Student Post: Israel Uncovered Alum Brings Israel's Start Up Culture to Miami
Joseph Socarras is a third year student at University of Miami and a recent participant on Israel Uncovered, The David Project's first Israel mission. Below, he talks about his experience on the trip and how it has motivated him to get involved back on campus. It’s been nearly three months since I’ve returned from my first trip to Israel, yet I still find myself talking about the country every day.
It turns out Israel is more relevant to my life than I could have possibly imagined. Before the trip, I only identified Israel with religion. While I am religious (though not Jewish), religion only makes up one part of my life, so my connection to Israel was limited to just one part of the country. Now, when I talk with others about Israel we discuss topics such as technology, history, social issues, and culture. And these topics come up naturally. I’m talking about Israel as often as I am because I genuinely came to identify with it on several different levels while on the trip.
While in Israel, I became particularly interested in its startup culture. We visited Tel Aviv's Microsoft Accelerator and had the chance to meet with the companies present. Having that experience and making those connections has enabled me to help start the technology branch of the University of Miami’s TAMID chapter, giving engineering, computer-science, and tech-minded students the opportunity to work with Israeli startups. And to think—this began simply because I had the chance to visit Israel and experience something that I could bring back home. Although the technology branch is less than a semester old, it has already begun to attract many non-Jewish students, which is in and of itself a form of advocacy.

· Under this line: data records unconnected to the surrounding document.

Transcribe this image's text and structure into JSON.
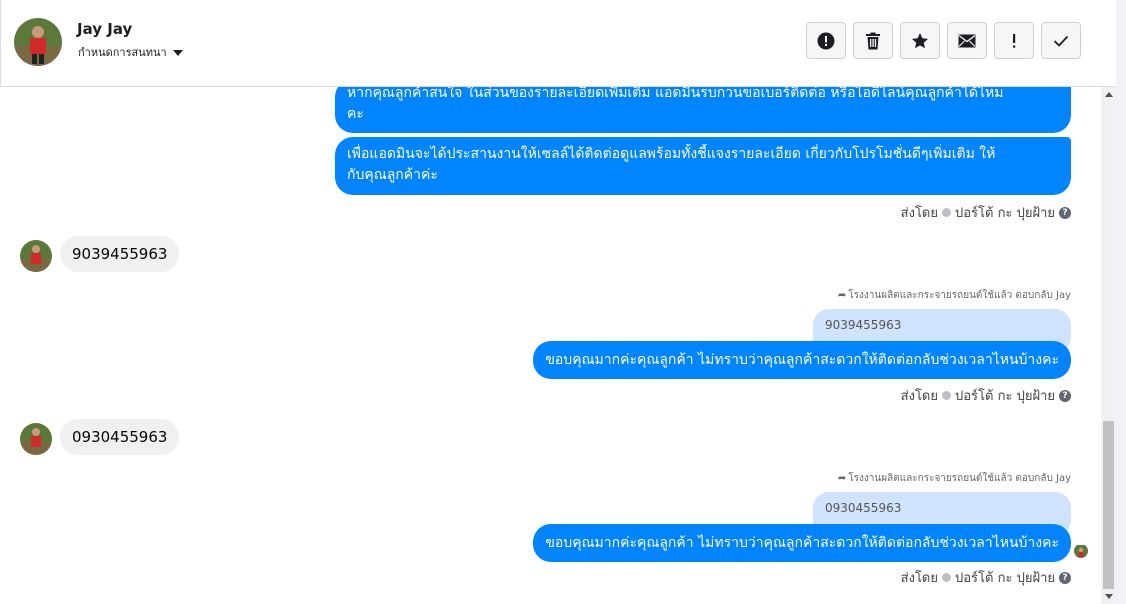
{
  "header": {
    "contact_name": "Jay Jay",
    "subtitle": "กำหนดการสนทนา",
    "toolbar": [
      {
        "name": "report-icon",
        "label": "Report"
      },
      {
        "name": "trash-icon",
        "label": "Delete"
      },
      {
        "name": "star-icon",
        "label": "Star"
      },
      {
        "name": "mail-icon",
        "label": "Mark unread"
      },
      {
        "name": "exclamation-icon",
        "label": "Spam"
      },
      {
        "name": "check-icon",
        "label": "Done"
      }
    ]
  },
  "messages": {
    "m1": {
      "line1": "หากคุณลูกค้าสนใจ ในส่วนของรายละเอียดเพิ่มเติม แอดมินรบกวนขอเบอร์ติดต่อ หรือไอดีไลน์คุณลูกค้าได้ไหม",
      "line2": "คะ"
    },
    "m2": {
      "line1": "เพื่อแอดมินจะได้ประสานงานให้เซลล์ได้ติดต่อดูแลพร้อมทั้งชี้แจงรายละเอียด เกี่ยวกับโปรโมชั่นดีๆเพิ่มเติม ให้",
      "line2": "กับคุณลูกค้าค่ะ"
    },
    "sent_by_1": "ส่งโดย",
    "sender_1": "ปอร์โต้ กะ ปุยฝ้าย",
    "in1": "9039455963",
    "reply_note_1": "โรงงานผลิตและกระจายรถยนต์ใช้แล้ว ตอบกลับ Jay",
    "quote_1": "9039455963",
    "out_1": "ขอบคุณมากค่ะคุณลูกค้า ไม่ทราบว่าคุณลูกค้าสะดวกให้ติดต่อกลับช่วงเวลาไหนบ้างคะ",
    "sent_by_2": "ส่งโดย",
    "sender_2": "ปอร์โต้ กะ ปุยฝ้าย",
    "in2": "0930455963",
    "reply_note_2": "โรงงานผลิตและกระจายรถยนต์ใช้แล้ว ตอบกลับ Jay",
    "quote_2": "0930455963",
    "out_2": "ขอบคุณมากค่ะคุณลูกค้า ไม่ทราบว่าคุณลูกค้าสะดวกให้ติดต่อกลับช่วงเวลาไหนบ้างคะ",
    "sent_by_3": "ส่งโดย",
    "sender_3": "ปอร์โต้ กะ ปุยฝ้าย"
  },
  "colors": {
    "outgoing_bubble": "#0084ff",
    "incoming_bubble": "#f0f0f0",
    "quoted_bubble": "#cfe3ff"
  }
}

One of the most important things I’ve learned from The David Project is the importance of communicating our “personal narratives,” or, in other words, why it is that we love and connect with Israel. The David Project gave me the chance to fall in love with Israel for a variety of reasons, and I’ve communicated those reasons to others.

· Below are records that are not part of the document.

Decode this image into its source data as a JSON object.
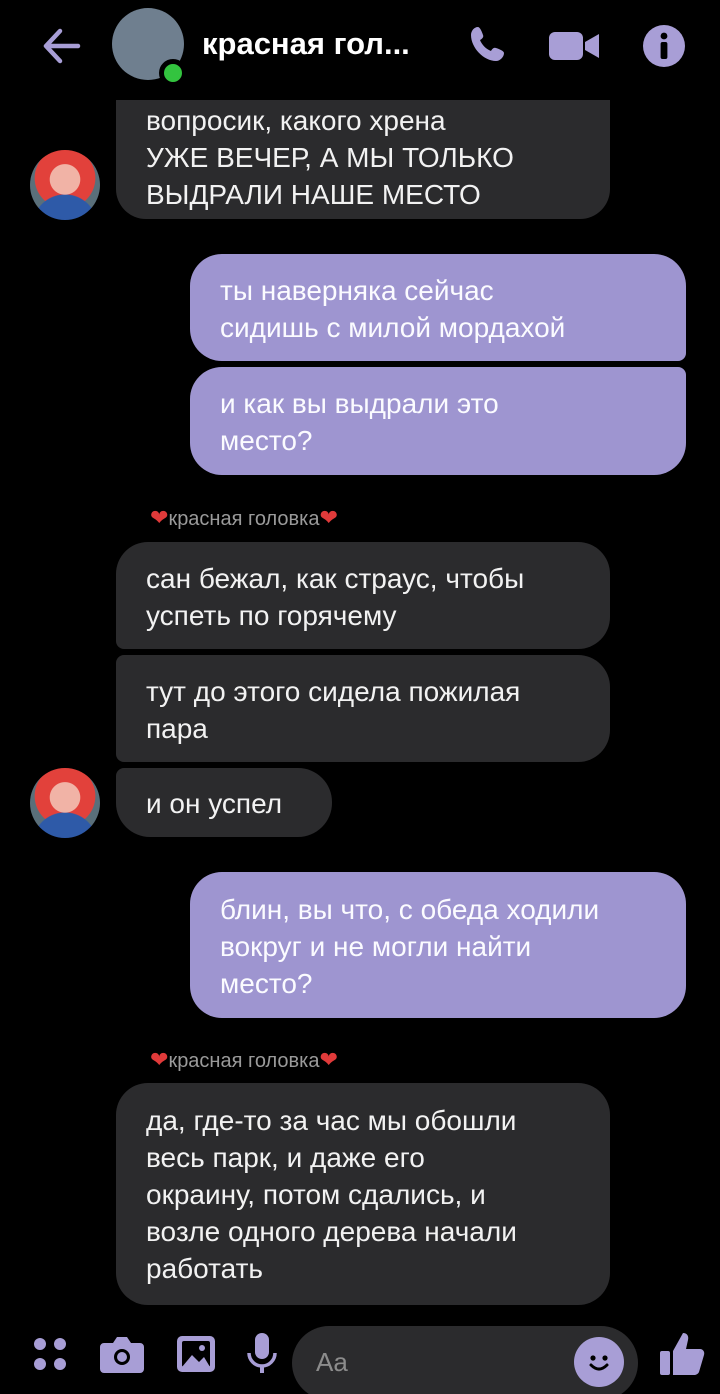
{
  "header": {
    "title": "красная гол...",
    "icons": [
      "back-arrow-icon",
      "phone-icon",
      "video-call-icon",
      "info-icon"
    ]
  },
  "messages": [
    {
      "from": "them",
      "lines": [
        "вопросик, какого хрена",
        "УЖЕ ВЕЧЕР, А МЫ ТОЛЬКО",
        "ВЫДРАЛИ НАШЕ МЕСТО"
      ]
    },
    {
      "from": "me",
      "lines": [
        "ты наверняка сейчас",
        "сидишь с милой мордахой"
      ]
    },
    {
      "from": "me",
      "lines": [
        "и как вы выдрали это",
        "место?"
      ]
    },
    {
      "sender_label": "красная головка"
    },
    {
      "from": "them",
      "lines": [
        "сан бежал, как страус, чтобы",
        "успеть по горячему"
      ]
    },
    {
      "from": "them",
      "lines": [
        "тут до этого сидела пожилая",
        "пара"
      ]
    },
    {
      "from": "them",
      "lines": [
        "и он успел"
      ]
    },
    {
      "from": "me",
      "lines": [
        "блин, вы что, с обеда ходили",
        "вокруг и не могли найти",
        "место?"
      ]
    },
    {
      "sender_label": "красная головка"
    },
    {
      "from": "them",
      "lines": [
        "да, где-то за час мы обошли",
        "весь парк, и даже его",
        "окраину, потом сдались, и",
        "возле одного дерева начали",
        "работать"
      ]
    }
  ],
  "composer": {
    "placeholder": "Aa",
    "icons": [
      "apps-icon",
      "camera-icon",
      "gallery-icon",
      "microphone-icon",
      "emoji-icon",
      "thumbs-up-icon"
    ]
  },
  "colors": {
    "background": "#000000",
    "incoming_bubble": "#2b2b2d",
    "outgoing_bubble": "#9e95d0",
    "accent": "#a89ed6",
    "online": "#33c43f"
  }
}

Consequently, many non-Jewish friends of mine have begun asking me how they could get involved with Israel-related activities. To put a number on it, around ten people have already asked me how they can go to Israel—almost none of them Jewish and all of them serious about wanting to go. So far, one of my friends is already going to Israel this summer for a seven week fellowship even though he knows little to nothing about Israeli culture. He simply identifies with Israel’s reputation as the “Startup Nation.” This group interested in visiting Israel is part of a larger number of students beginning to talk about different aspects of Israel with their friends, resulting in a growing pro-Israeli sentiment. In my four semesters of college life, it’s clear that this has by far been the most effective form of advocacy.

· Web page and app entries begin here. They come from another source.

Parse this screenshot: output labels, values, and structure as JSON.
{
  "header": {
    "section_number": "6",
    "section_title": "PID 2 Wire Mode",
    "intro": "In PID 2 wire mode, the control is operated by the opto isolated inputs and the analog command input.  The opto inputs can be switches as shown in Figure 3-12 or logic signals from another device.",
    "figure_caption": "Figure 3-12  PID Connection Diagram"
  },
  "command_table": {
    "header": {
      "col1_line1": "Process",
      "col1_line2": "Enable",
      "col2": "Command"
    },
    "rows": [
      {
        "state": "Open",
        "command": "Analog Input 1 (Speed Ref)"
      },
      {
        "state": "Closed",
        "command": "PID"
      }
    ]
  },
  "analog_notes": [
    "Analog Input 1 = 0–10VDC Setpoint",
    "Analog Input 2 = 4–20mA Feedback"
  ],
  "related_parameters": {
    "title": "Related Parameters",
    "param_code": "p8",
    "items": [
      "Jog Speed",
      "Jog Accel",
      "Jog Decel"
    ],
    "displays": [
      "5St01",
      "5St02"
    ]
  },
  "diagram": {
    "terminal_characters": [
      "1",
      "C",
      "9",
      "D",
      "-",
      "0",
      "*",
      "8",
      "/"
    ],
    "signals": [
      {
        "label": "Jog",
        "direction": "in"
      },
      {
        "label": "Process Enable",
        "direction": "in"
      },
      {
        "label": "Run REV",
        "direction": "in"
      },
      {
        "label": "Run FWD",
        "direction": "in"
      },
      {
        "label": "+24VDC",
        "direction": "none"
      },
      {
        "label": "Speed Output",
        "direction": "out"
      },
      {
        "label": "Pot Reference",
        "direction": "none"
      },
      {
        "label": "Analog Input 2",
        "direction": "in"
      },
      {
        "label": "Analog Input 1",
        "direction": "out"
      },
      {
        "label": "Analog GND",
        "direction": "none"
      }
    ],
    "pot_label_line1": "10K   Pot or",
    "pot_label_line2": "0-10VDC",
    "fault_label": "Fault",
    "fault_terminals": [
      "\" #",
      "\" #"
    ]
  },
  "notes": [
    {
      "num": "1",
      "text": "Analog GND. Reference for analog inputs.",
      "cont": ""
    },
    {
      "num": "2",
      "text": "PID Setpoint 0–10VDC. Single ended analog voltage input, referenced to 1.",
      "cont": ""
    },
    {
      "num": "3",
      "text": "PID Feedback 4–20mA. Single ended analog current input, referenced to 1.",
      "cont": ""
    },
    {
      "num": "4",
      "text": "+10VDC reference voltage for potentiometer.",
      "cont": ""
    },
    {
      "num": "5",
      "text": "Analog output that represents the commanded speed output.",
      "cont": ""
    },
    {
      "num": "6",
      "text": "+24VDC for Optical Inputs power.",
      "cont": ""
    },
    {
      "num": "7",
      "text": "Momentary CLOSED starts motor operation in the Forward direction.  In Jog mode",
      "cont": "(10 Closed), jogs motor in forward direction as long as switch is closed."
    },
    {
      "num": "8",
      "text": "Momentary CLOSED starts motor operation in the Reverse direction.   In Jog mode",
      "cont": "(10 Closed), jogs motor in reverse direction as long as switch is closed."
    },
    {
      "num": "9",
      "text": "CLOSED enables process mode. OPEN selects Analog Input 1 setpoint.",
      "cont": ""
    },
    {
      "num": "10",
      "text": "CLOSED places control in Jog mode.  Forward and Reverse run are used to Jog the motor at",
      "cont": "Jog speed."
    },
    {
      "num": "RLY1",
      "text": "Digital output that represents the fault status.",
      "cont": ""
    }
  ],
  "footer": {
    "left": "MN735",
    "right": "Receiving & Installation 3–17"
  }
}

What The David Project has been able to do is to get both Jewish and non-Jewish students excited about Israel in a way that is peaceful and non-controversial, something not commonly achieved within Israeli advocacy circles. I think it would be wise for others to begin emulating The David Project's advocacy methodology.